(Data records)
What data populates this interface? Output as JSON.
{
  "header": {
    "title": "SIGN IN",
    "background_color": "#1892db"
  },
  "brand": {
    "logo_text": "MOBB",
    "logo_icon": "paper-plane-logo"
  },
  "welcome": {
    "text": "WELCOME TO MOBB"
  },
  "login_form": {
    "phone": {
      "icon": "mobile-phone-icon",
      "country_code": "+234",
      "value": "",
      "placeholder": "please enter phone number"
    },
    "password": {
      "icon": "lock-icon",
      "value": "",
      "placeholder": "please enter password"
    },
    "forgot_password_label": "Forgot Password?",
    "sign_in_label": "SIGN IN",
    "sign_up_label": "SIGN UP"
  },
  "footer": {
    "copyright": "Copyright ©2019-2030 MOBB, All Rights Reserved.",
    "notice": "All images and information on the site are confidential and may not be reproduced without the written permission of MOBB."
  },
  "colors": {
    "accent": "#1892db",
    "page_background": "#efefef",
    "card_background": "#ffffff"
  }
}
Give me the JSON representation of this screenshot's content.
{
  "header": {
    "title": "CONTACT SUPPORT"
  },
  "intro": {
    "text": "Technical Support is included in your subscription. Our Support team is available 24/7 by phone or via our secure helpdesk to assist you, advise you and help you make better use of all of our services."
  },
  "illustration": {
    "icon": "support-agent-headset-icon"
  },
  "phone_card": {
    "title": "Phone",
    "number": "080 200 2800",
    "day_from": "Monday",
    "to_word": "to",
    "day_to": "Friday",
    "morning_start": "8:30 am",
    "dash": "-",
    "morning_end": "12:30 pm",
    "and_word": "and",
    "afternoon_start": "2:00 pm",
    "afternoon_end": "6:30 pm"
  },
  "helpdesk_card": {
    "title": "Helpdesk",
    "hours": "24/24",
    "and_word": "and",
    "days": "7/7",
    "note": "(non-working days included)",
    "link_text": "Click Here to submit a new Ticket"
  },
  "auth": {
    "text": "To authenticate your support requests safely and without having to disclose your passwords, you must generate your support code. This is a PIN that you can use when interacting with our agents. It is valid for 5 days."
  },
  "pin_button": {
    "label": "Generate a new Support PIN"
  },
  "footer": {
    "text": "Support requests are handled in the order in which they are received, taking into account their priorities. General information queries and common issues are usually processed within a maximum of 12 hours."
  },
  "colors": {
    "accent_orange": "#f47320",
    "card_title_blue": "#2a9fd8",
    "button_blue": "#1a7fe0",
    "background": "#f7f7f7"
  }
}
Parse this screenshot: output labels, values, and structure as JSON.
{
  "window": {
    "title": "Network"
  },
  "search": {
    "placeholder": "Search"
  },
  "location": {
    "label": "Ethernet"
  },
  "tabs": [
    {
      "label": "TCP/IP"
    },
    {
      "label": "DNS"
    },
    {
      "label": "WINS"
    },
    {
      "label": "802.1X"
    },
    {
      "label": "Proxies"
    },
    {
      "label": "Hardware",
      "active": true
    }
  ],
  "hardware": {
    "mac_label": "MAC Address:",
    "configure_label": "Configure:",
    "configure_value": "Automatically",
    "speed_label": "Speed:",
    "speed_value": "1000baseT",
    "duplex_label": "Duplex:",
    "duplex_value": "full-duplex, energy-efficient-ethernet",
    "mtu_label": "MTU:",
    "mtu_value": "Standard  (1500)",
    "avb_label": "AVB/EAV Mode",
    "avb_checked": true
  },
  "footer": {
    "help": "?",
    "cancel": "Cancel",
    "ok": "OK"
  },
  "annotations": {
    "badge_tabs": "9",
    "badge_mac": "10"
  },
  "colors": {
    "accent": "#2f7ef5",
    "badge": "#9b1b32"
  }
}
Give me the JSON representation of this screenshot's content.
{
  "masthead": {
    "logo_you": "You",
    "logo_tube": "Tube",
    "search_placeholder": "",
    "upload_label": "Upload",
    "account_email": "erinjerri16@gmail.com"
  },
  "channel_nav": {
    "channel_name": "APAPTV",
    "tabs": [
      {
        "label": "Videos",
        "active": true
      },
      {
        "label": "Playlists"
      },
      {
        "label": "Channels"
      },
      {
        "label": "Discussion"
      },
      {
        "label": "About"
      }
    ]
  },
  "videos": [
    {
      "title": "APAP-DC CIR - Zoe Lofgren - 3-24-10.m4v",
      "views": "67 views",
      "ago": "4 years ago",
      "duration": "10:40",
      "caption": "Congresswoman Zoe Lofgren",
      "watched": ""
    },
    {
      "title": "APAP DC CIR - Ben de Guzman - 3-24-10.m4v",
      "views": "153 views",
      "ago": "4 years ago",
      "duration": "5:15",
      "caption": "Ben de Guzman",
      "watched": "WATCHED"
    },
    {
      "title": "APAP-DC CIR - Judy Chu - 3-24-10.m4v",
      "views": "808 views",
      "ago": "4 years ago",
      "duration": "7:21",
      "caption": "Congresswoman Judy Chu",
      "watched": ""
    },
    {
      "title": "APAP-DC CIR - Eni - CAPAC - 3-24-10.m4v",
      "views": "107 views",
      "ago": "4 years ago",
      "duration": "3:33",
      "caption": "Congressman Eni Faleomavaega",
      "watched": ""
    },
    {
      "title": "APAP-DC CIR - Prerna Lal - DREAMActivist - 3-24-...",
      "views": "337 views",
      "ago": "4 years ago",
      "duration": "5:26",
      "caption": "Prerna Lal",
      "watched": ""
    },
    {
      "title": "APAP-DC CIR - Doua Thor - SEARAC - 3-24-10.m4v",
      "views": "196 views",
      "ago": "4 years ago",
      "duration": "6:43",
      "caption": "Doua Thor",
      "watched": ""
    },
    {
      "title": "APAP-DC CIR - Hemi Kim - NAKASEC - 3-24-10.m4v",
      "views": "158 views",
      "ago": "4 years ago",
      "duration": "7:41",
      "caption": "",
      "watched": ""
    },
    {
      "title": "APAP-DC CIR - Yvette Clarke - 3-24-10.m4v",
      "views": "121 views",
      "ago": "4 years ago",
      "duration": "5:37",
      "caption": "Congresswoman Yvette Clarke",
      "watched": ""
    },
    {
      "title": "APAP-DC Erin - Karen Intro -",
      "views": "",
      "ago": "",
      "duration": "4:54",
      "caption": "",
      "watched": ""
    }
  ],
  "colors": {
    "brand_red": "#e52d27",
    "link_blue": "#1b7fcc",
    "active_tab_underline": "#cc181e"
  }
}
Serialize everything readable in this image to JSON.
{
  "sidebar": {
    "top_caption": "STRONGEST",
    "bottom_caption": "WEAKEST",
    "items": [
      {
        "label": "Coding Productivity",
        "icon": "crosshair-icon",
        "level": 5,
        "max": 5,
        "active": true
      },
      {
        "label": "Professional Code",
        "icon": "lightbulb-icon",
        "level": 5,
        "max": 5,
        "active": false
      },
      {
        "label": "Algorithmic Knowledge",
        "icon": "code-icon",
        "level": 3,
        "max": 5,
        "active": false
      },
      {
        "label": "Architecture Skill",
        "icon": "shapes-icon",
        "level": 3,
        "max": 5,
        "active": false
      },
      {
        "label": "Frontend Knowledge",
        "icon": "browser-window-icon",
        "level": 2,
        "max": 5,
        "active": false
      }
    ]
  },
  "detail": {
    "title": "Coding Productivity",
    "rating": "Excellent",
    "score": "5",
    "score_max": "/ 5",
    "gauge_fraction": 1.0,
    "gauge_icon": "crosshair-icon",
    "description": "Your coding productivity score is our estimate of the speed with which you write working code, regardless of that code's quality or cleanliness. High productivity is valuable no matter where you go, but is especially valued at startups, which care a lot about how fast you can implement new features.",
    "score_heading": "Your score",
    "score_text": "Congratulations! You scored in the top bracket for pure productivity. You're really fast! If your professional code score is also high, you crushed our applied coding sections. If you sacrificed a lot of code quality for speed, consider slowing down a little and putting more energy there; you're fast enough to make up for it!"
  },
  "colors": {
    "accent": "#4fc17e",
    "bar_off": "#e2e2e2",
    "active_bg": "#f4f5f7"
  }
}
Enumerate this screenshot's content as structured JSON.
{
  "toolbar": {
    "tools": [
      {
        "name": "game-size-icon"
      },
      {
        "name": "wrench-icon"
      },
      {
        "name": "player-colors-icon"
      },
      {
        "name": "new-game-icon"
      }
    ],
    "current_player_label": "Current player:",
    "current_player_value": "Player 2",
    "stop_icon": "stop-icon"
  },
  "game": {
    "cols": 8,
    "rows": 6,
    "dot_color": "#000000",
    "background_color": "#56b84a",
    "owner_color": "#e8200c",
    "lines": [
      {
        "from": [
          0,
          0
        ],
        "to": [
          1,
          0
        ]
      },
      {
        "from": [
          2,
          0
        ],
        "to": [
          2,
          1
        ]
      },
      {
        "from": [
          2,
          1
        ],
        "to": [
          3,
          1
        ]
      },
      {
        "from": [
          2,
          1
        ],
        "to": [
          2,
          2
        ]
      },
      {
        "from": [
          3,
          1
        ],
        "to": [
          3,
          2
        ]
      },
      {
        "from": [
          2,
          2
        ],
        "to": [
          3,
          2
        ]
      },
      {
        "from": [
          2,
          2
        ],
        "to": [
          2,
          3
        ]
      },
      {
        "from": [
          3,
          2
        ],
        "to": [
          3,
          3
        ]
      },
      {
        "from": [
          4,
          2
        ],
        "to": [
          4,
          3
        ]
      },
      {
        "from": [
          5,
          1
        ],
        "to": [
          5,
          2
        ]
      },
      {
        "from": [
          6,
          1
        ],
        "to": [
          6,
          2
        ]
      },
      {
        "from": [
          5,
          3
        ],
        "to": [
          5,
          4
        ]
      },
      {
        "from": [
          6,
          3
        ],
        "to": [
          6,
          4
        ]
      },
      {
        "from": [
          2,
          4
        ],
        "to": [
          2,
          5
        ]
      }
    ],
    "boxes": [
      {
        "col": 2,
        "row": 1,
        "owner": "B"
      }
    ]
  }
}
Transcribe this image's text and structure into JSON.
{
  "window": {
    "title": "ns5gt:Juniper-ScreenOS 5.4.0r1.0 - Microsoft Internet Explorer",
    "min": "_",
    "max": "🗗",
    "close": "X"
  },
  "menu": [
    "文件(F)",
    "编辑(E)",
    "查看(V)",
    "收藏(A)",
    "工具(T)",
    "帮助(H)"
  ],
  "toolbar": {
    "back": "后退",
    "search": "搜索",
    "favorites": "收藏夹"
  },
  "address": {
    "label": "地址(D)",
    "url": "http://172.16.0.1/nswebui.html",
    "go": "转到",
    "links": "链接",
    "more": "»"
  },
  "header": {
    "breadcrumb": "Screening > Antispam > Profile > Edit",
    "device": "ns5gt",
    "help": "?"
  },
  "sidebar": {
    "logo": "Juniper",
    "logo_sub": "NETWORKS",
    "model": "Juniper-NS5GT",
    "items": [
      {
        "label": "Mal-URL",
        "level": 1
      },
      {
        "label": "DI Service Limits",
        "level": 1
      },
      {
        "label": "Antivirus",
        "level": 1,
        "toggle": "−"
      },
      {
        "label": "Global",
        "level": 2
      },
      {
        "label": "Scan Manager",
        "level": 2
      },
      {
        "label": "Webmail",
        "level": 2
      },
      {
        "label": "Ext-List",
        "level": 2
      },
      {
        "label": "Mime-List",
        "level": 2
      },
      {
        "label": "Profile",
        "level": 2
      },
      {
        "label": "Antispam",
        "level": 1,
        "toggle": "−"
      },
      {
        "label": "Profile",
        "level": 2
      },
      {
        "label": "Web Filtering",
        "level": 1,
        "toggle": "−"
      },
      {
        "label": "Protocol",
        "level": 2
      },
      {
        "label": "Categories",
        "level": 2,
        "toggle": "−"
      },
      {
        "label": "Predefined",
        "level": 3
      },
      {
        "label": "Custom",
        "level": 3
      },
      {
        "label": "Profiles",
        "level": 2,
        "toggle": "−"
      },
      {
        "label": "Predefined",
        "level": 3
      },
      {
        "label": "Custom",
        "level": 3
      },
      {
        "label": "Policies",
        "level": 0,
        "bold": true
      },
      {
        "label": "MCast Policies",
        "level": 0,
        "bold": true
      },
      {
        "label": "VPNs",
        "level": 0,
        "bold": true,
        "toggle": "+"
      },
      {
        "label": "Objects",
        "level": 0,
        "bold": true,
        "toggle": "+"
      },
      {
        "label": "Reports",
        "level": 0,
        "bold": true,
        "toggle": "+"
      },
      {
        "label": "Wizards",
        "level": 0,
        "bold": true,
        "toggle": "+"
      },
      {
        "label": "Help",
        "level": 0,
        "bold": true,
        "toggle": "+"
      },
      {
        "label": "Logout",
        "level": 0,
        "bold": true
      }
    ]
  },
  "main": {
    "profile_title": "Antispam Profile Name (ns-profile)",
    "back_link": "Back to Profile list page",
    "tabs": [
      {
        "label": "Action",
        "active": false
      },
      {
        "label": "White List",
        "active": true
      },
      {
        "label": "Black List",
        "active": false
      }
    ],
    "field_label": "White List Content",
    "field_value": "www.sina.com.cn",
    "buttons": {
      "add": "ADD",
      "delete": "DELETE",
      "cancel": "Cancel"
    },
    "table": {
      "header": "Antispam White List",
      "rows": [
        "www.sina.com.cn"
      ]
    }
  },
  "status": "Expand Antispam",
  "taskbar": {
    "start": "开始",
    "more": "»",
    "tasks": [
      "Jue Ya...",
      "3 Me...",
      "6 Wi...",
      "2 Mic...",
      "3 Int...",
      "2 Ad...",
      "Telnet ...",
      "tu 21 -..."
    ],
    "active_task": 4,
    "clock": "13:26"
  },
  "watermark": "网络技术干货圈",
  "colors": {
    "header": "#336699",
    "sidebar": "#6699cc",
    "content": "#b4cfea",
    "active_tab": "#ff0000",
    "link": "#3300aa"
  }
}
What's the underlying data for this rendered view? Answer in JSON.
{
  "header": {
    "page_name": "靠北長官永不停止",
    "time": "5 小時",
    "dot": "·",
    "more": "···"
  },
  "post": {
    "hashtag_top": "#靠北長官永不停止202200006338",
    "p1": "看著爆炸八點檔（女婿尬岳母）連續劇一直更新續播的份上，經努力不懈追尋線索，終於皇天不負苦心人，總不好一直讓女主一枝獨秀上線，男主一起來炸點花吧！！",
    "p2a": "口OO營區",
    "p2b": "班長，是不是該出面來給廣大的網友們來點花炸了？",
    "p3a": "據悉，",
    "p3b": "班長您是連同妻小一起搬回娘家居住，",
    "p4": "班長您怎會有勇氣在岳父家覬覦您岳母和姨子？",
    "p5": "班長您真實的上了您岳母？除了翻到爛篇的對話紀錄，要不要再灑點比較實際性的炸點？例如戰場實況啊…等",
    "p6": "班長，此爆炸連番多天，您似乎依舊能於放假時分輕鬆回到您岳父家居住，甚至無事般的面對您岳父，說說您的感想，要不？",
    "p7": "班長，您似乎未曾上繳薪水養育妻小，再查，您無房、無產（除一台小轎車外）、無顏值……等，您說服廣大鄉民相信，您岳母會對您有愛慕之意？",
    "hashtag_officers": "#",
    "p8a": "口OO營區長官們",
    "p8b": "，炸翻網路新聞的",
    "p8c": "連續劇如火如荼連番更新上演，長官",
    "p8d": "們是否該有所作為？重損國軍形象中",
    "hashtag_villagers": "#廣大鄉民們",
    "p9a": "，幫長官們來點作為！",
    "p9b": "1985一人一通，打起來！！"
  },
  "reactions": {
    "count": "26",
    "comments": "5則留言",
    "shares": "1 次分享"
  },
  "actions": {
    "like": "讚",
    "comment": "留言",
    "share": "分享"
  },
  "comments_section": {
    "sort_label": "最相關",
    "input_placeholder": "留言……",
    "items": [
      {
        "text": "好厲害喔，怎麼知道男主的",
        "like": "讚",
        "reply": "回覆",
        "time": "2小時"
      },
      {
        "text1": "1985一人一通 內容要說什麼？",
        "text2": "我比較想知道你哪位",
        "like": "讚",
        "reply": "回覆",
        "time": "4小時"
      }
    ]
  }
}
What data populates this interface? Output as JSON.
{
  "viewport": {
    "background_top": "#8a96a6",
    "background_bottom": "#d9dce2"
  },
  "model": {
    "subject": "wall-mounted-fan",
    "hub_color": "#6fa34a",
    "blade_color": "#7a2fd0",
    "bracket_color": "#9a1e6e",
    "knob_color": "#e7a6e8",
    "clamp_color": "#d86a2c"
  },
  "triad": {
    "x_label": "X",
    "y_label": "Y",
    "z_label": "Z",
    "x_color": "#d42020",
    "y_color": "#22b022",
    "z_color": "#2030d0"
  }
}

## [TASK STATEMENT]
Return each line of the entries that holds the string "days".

## [TASK SOLUTION]
    "days": "7/7",
    "note": "(non-working days included)",
    "text": "To authenticate your support requests safely and without having to disclose your passwords, you must generate your support code. This is a PIN that you can use when interacting with our agents. It is valid for 5 days."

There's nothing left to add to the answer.